1/08/2009

The Other Side of the Island by Allegra Goodman

The Other Side of the Island, by Allegra Goodman, is the story of a girl by the name of Honor. But her name is an anomaly, you see. Though she was born in the year H and Honor is a perfectly approved government name, the H is silent, so it sticks out. Her school isn’t worried, however. They know they’ll train her to change it, because what fun is life if you’re different than everybody else?

But Honor’s parents seem to think her name is okay. They dance and sing and laugh and read and draw, push limits, go on adventures, take midnight strolls to the forbidden ocean, betting on dark and serendipity. They even go so far as to have a second child, something rare and frowned upon. No, they seem to be just fine with Honor’s name.

Honor, herself, however, is a different story. After her family was relocated to one of Earth Mother’s controlled islands, she has been in a class with Helixes, Henriettas, Harrys and Harmonies. She’s not sure how she feels. On one hand, she lives for the forbidden excitements she and her family enjoy, but at the same time, she’s frustrated. Because really—why can’t her parents just obey Earth Mother and the Government? Why can’t they just be like everyone else? The last thing Honor would ever want would be to lose her parents, and she knows that if you’re too different, you might just disappear.

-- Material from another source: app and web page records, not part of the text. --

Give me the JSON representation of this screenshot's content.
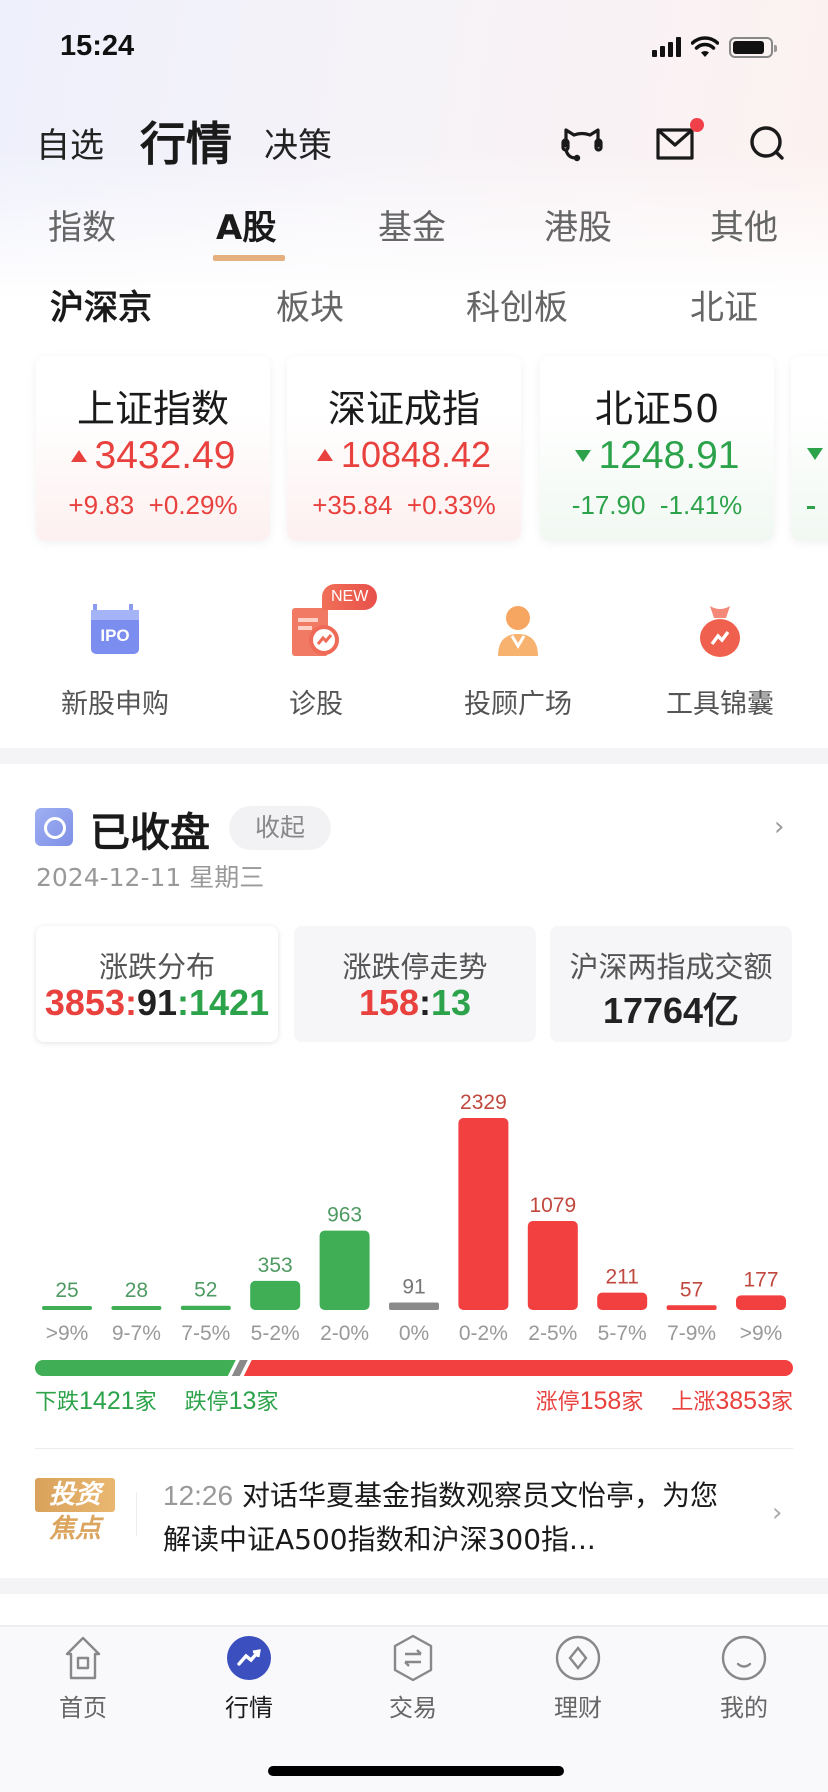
{
  "status_bar": {
    "time": "15:24"
  },
  "header": {
    "tabs": [
      {
        "label": "自选",
        "active": false
      },
      {
        "label": "行情",
        "active": true
      },
      {
        "label": "决策",
        "active": false
      }
    ],
    "icons": [
      "customer-service-icon",
      "mail-icon",
      "search-icon"
    ],
    "mail_has_notification": true
  },
  "category_tabs": [
    {
      "label": "指数",
      "active": false
    },
    {
      "label": "A股",
      "active": true
    },
    {
      "label": "基金",
      "active": false
    },
    {
      "label": "港股",
      "active": false
    },
    {
      "label": "其他",
      "active": false
    }
  ],
  "sub_tabs": [
    {
      "label": "沪深京",
      "active": true
    },
    {
      "label": "板块",
      "active": false
    },
    {
      "label": "科创板",
      "active": false
    },
    {
      "label": "北证",
      "active": false
    }
  ],
  "indices": [
    {
      "name": "上证指数",
      "value": "3432.49",
      "change": "+9.83",
      "change_pct": "+0.29%",
      "direction": "up"
    },
    {
      "name": "深证成指",
      "value": "10848.42",
      "change": "+35.84",
      "change_pct": "+0.33%",
      "direction": "up"
    },
    {
      "name": "北证50",
      "value": "1248.91",
      "change": "-17.90",
      "change_pct": "-1.41%",
      "direction": "down"
    }
  ],
  "shortcuts": [
    {
      "label": "新股申购",
      "icon": "ipo-calendar-icon",
      "icon_text": "IPO"
    },
    {
      "label": "诊股",
      "icon": "stock-diagnosis-icon",
      "badge": "NEW"
    },
    {
      "label": "投顾广场",
      "icon": "advisor-icon"
    },
    {
      "label": "工具锦囊",
      "icon": "toolbag-icon"
    }
  ],
  "market_status": {
    "title": "已收盘",
    "collapse_label": "收起",
    "date": "2024-12-11 星期三"
  },
  "stat_cards": [
    {
      "label": "涨跌分布",
      "up": "3853",
      "flat": "91",
      "down": "1421",
      "active": true
    },
    {
      "label": "涨跌停走势",
      "up": "158",
      "down": "13",
      "active": false
    },
    {
      "label": "沪深两指成交额",
      "value": "17764亿",
      "active": false
    }
  ],
  "colors": {
    "up": "#f23f3f",
    "down": "#3fae55",
    "flat": "#8a8a8a",
    "accent": "#e3b07e",
    "brand": "#3a4fc4"
  },
  "chart_data": {
    "type": "bar",
    "title": "涨跌分布",
    "categories": [
      ">9%",
      "9-7%",
      "7-5%",
      "5-2%",
      "2-0%",
      "0%",
      "0-2%",
      "2-5%",
      "5-7%",
      "7-9%",
      ">9%"
    ],
    "values": [
      25,
      28,
      52,
      353,
      963,
      91,
      2329,
      1079,
      211,
      57,
      177
    ],
    "directions": [
      "down",
      "down",
      "down",
      "down",
      "down",
      "flat",
      "up",
      "up",
      "up",
      "up",
      "up"
    ],
    "xlabel": "",
    "ylabel": "",
    "ylim": [
      0,
      2329
    ],
    "grid": false
  },
  "ratio_bar": {
    "down_total": 1421,
    "flat_total": 91,
    "up_total": 3853,
    "legend_left": [
      {
        "prefix": "下跌",
        "count": "1421",
        "suffix": "家"
      },
      {
        "prefix": "跌停",
        "count": "13",
        "suffix": "家"
      }
    ],
    "legend_right": [
      {
        "prefix": "涨停",
        "count": "158",
        "suffix": "家"
      },
      {
        "prefix": "上涨",
        "count": "3853",
        "suffix": "家"
      }
    ]
  },
  "news": {
    "logo_top": "投资",
    "logo_bottom": "焦点",
    "time": "12:26",
    "headline": "对话华夏基金指数观察员文怡亭，为您解读中证A500指数和沪深300指..."
  },
  "bottom_nav": [
    {
      "label": "首页",
      "icon": "home-icon",
      "active": false
    },
    {
      "label": "行情",
      "icon": "market-trend-icon",
      "active": true
    },
    {
      "label": "交易",
      "icon": "trade-exchange-icon",
      "active": false
    },
    {
      "label": "理财",
      "icon": "wealth-icon",
      "active": false
    },
    {
      "label": "我的",
      "icon": "profile-icon",
      "active": false
    }
  ]
}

Though the book was rather predictable in places, The Other Side of the Island was surprisingly good. It was suspenseful with some nicely original aspects. The characters were relatable, and there were some quite cool notions about weather and religion. “Earth Mother” combined God and Mother Nature, and the religion was centered around her. Scientists had found a way to control the weather, so that Unpredictability could be avoided whenever possible.

I liked this book a lot, it was a pretty quick read—not too hard, along the same lines as a lot of other science fiction/distopia sort of novels, but with some parts that were truly new and quite interesting.

I would give it four out of five ridiculously evil and futuristic daggers! Twas a Very Good book, edging on great.



Bowing down to Earth Mother,

Briar

P.S – How coincidental that my name works! Awesome!

10 comments:

Ink Mage said...

Hmm, sounds interesting. I think yours is the first review I've read of this!

Gabriel Gethin said...

This book sounds intriguing. Are these controlled islands supposed to be utopias too? I get a strange utopian vibe from the summary of the book. Am I on to something or just a little more than less than insane?

Briar K. said...

Well, though I have no doubt that you're a a little more than less than insane, Gabriel ( :) ), yes, the book is about a utopian society. Or rather, distopian. Perhaps I chould have made that clearer.

Em said...

I read this for the Cybils and found it to be a little scary...distopian novels always give me the chills. :)

Gabriel Gethin said...

The thing that I find amusing about utopian and distopian novels is that they are one and the same. Since humans are imperfect, no utopian societies can exist. All novels that I have ever read about utopias end up turning into distopias.

Briar K. said...

True Gabriel-- but who knows? It would be no fun to write a novel about a perfect society, because for it to be perfect there would be no problems, and then the book would be boring.

However, I'd have to agree with you. A utopia could never happen because humans are imperfect, but maybe these distopia novels show us different ways of exploiting flaws, in the endless journey to make us MORE perfect....

well, I tried.

Gabriel Gethin said...

You're right. A book about a perfect society wouldn't be a book at all! Part of a book is the conflict. Without conflict, there are no protagonists or antagonists. There is no rising action, no climax, no resolution if there is no conflict. Therefore, it is impossible for us to write a book about a utopian society alone. We can write books about utopias that turn bad, but not about true utopias.

Briar K. said...

Well, yes. the very nature of utopias makes it so we have nothing to write about WHich makes me question if a perfect world would be very fun to live in at all. Yes you'd be happy all the time, but if you're happy ALL the time, with no bad times to compare it to, are you really happy? Is happy the physical and emotion feeling of feeling good, or is it the difference between the low times? And if we lived in a utopian society, there could be no books about it, so there'd be no books....

Gabriel Gethin said...

Have you ever read the Giver? In that book, the author questions whether or not happiness can be found in a utopian society. In the utopian society of the Giver, there is no sadness, no pain, no suffering, but there is also no happiness. The main message of the book is that without evil, there is no good, without hate, there is no love, without sadness, there is no happiness, and so on. It doesn't apply only to happiness and sadness, it applies to all opposites. Happiness is only relative. You cannot feel happiness without also feeling sadness at another time, otherwise there would be no way for us to distinguish between the two.

KATE COOMBS said...

Thanks for the review! Actually, I came in here to tell you that I'm bestowing a Butterfly Award on your site. Naturally, I felt compelled to make up my own subcategories--yours won for Best Masthead Art.